The growth momentum stalled in the first quarter with the economy contracting for the first time in more than two decades as the gross domestic product shrank 0.2 percent in the first three months, government statistics released yesterday showed.

Economic officials warned that the worst was likely yet to come as the nation reels from the coronavirus disease 2019 pandemic.

The negative performance was the worst since 1998 during the Asian financial crisis as the Philippines joins a long line of countries to report devastating figures as a result of widespread lockdowns that have shut down economies.

National Statistician Claire Dennis Mapa said that the 0.2 percent contraction was the first decline since the minus 3 percent GDP recorded in the fourth quarter of 1998.

Acting Socioeconomic Planning Secretary Karl Kendrick Chua said that while the GDP outturn was unexpected, such pace remains modest compared to other countries.

“If I compare this to 2009 and 1998, the magnitude of the impact, suggests this small decline is actually respectable. Compared to other countries, we are in a better footing,” Chua said.

June recovery tipped

Presidential spokesman Harry Roque said the poor first quarter figure was regrettable “but we’re glad it’s a minimal contraction given that the enhanced community quarantine (ECQ) was imposed in the first week of March.”

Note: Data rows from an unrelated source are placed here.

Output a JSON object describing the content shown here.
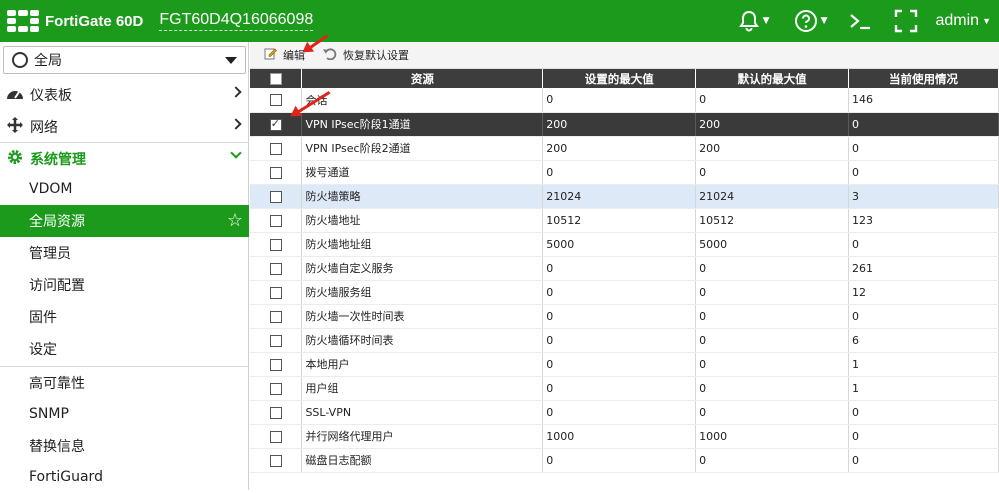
{
  "header": {
    "brand": "FortiGate 60D",
    "serial": "FGT60D4Q16066098",
    "user": "admin"
  },
  "sidebar": {
    "scope": "全局",
    "nav": [
      {
        "label": "仪表板",
        "icon": "dashboard-icon"
      },
      {
        "label": "网络",
        "icon": "network-icon"
      },
      {
        "label": "系统管理",
        "icon": "gear-icon"
      }
    ],
    "sub_items": [
      "VDOM",
      "全局资源",
      "管理员",
      "访问配置",
      "固件",
      "设定"
    ],
    "sub_items_2": [
      "高可靠性",
      "SNMP",
      "替换信息",
      "FortiGuard"
    ]
  },
  "toolbar": {
    "edit": "编辑",
    "reset": "恢复默认设置"
  },
  "table": {
    "headers": [
      "资源",
      "设置的最大值",
      "默认的最大值",
      "当前使用情况"
    ],
    "rows": [
      {
        "res": "会话",
        "set": "0",
        "def": "0",
        "cur": "146"
      },
      {
        "res": "VPN IPsec阶段1通道",
        "set": "200",
        "def": "200",
        "cur": "0"
      },
      {
        "res": "VPN IPsec阶段2通道",
        "set": "200",
        "def": "200",
        "cur": "0"
      },
      {
        "res": "拨号通道",
        "set": "0",
        "def": "0",
        "cur": "0"
      },
      {
        "res": "防火墙策略",
        "set": "21024",
        "def": "21024",
        "cur": "3"
      },
      {
        "res": "防火墙地址",
        "set": "10512",
        "def": "10512",
        "cur": "123"
      },
      {
        "res": "防火墙地址组",
        "set": "5000",
        "def": "5000",
        "cur": "0"
      },
      {
        "res": "防火墙自定义服务",
        "set": "0",
        "def": "0",
        "cur": "261"
      },
      {
        "res": "防火墙服务组",
        "set": "0",
        "def": "0",
        "cur": "12"
      },
      {
        "res": "防火墙一次性时间表",
        "set": "0",
        "def": "0",
        "cur": "0"
      },
      {
        "res": "防火墙循环时间表",
        "set": "0",
        "def": "0",
        "cur": "6"
      },
      {
        "res": "本地用户",
        "set": "0",
        "def": "0",
        "cur": "1"
      },
      {
        "res": "用户组",
        "set": "0",
        "def": "0",
        "cur": "1"
      },
      {
        "res": "SSL-VPN",
        "set": "0",
        "def": "0",
        "cur": "0"
      },
      {
        "res": "并行网络代理用户",
        "set": "1000",
        "def": "1000",
        "cur": "0"
      },
      {
        "res": "磁盘日志配额",
        "set": "0",
        "def": "0",
        "cur": "0"
      }
    ]
  },
  "colors": {
    "brand_green": "#1b9a1b",
    "header_dark": "#3d3d3d",
    "annotation_red": "#e0241b"
  }
}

“We have very sound economic fundamentals as evidenced by good credit rating and a strong peso despite the ECQ. We expect the economy to shrink even more during the month of April,” according to Roque.

Chua, hoiwever, expects a June turnaround for the economy and “by the end of the year, we will have a respectable performance.”

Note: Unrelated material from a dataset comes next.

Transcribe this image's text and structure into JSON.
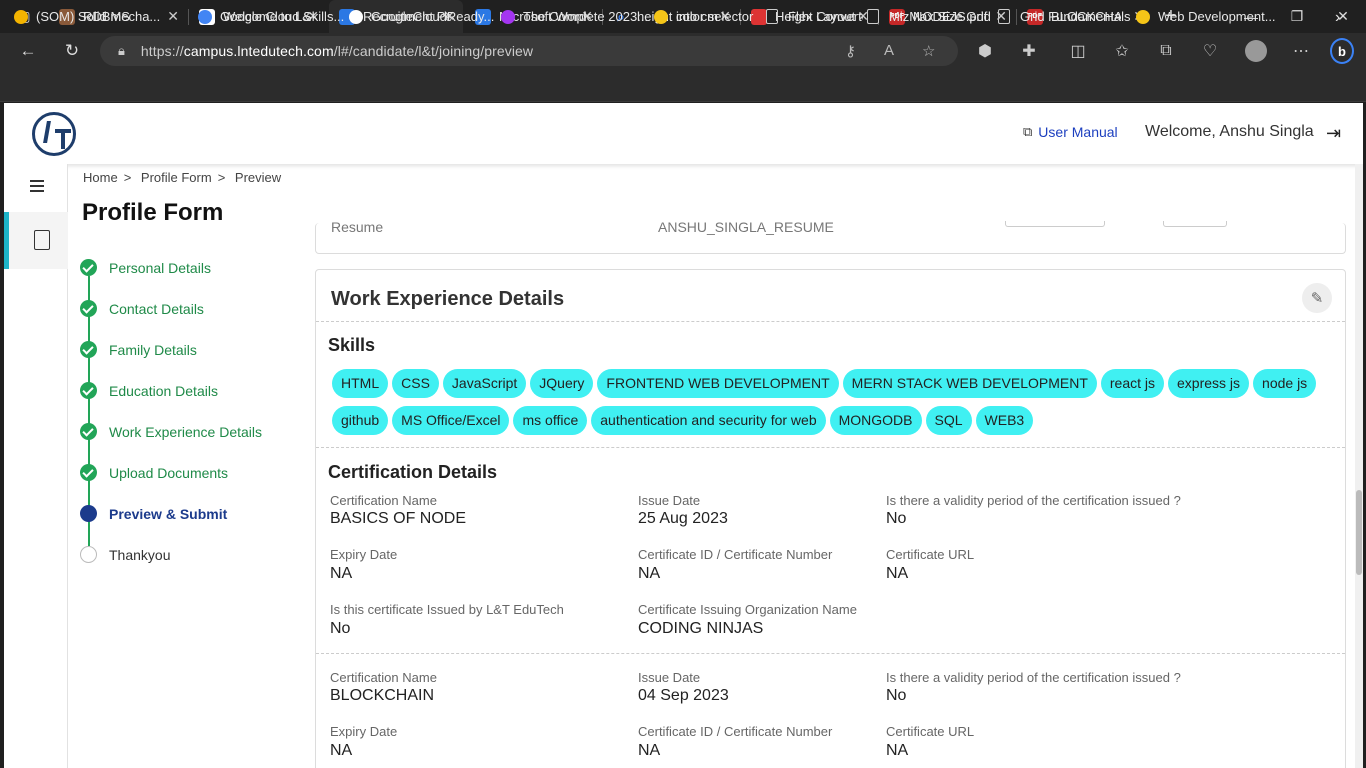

According to him, such decline in the first quarter period could be owed to “three shocks of increasing magnitude,” the eruption of Taal volcano, the coronavirus disease (COVID-19) pandemic and the sharp drop in trade and tourism for February and March.

For the full year 2020, the Cabinet official said that the government will stick with the Development Budget Coordination Committee’s latest preliminary projection of 0 to -0.8 percent growth and revision for such will come depending on future sets of data.